never supposed to be for the rich. It wasn’t played for tourists
and aspiring aficionados. Jazz is American music—peoples’ music to
loosen up your average stiff. Back in the day, (whenever that day came and went),
a place like Smalls on 10th St. and 7th. Ave. So. would be considered a neighborhood
treasure, and for almost 10 years, the regulars here have certainly believed
Ari Roland has played Smalls more than 2000 times over the past eight and a
half years. He has joined players such as Zaid Nasser on alto sax in a steady
rotation of up to 18 different groups a week. These groups get paid—fair
wages—and then many of these same players, along with you-never-know-who,
come back later to jam from three to six in the morning.
now enrolled at Oberlin, has been coming down from Riverside ever since high
school. She’s sitting next to a fellow sketching the trio performing what
I think is a Joe Jackson number, only in 7/8 time. The $10 cover, late hours
and sit-anywhere, bring-your-own policies are what first drew her and her schoolmates.
They come back for the music.
weekend lines around the corner, the place is shutting its doors in a few days.
Blame it on the economy, the smoking ban, the fire department, the limited capacity
or the tourists—it still sounds like another piece of social science shit
news, as it were, is that this has happened before. It happened to the Knitting
Factory and it happened to Cafe Wha?, and both survived with their basic souls
intact. They may not be as cozy as before, but most of the old acts returned,
often to their benefit in the new spaces. It’s something of a fact and
irony that whatever stays clandestine around here for more than a couple of
weeks will either go broke, or some long arm of the city will drive it so far
underground nobody can ever find it.
jazz isn’t like promoting a rave. You don’t see much guerrilla marketing
for a jazz gig. You can’t cart around a sound system and wheel in a DJ
to a different warehouse every week. Nitrous oxide balloons might still sell
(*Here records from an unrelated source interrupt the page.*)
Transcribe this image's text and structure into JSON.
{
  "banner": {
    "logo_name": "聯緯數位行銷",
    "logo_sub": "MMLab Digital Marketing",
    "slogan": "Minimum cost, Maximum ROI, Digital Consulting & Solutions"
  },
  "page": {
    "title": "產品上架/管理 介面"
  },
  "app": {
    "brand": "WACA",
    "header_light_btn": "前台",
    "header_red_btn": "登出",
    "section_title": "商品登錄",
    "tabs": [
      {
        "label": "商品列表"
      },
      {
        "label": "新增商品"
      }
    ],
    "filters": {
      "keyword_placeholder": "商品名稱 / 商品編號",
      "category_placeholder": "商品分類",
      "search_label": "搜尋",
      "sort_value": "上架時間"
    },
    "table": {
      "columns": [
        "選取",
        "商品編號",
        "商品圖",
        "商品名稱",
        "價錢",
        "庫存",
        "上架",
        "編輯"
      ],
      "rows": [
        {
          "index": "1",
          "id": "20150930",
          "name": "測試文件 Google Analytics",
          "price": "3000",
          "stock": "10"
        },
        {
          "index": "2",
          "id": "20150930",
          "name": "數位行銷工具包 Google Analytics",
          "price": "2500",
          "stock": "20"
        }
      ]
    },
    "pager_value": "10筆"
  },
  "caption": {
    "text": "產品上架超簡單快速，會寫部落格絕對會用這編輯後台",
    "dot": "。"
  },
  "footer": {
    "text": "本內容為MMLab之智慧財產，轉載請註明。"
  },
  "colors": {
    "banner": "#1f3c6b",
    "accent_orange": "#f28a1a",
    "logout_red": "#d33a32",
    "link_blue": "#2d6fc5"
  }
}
to some of the crowd, but you need to provide the little things, like chairs
and good acoustics.
Smalls owner Mitchell Borden is looking a little bit further down the road to
Fat Cat at 75 Christopher St., primarily a pool bar offering tables by the hour.
The side of this larger space was opened to musical acts from Thursdays through
Saturdays. Capacity is about 150 and the cover is usually $15. The sound is
surprisingly close, and the pool hall is forgotten with the first chords.
known for leading his big band at Smalls on Mondays, added Fat Cat to his schedule
with ease. This is no doubt due, in some measure, to the fact that his electric
sextet had the chance to develop at Smalls. Borden is well-known for supporting
players with rehearsal time, steady gigs and even monetary help. His philosophy
is simple and functional: The more you play, the better you get. How much better
Lindner can get is anyone’s guess. He’s a fascinating virtuoso and
a generous band leader. His players keep working on a modern-day big-band sound
that requires plenty of musical space.
regulars making the move to Fat Cat include Mark Turner, Kurt Rosenwinkel, Seamus
Blake and Chris Potter.
Ari Roland seemed optimistic
despite the closing. "These days it will be hard to replace somewhere like Smalls,
where a kid from Jersey or from the Island could take a train into the Village,
then sit down, get a little buzz going and feel a part of the scene—take
it all in. A place where players can really work on their chops. But there will
always be another place to play—because this is New York and that’s
what we do. We play and we listen."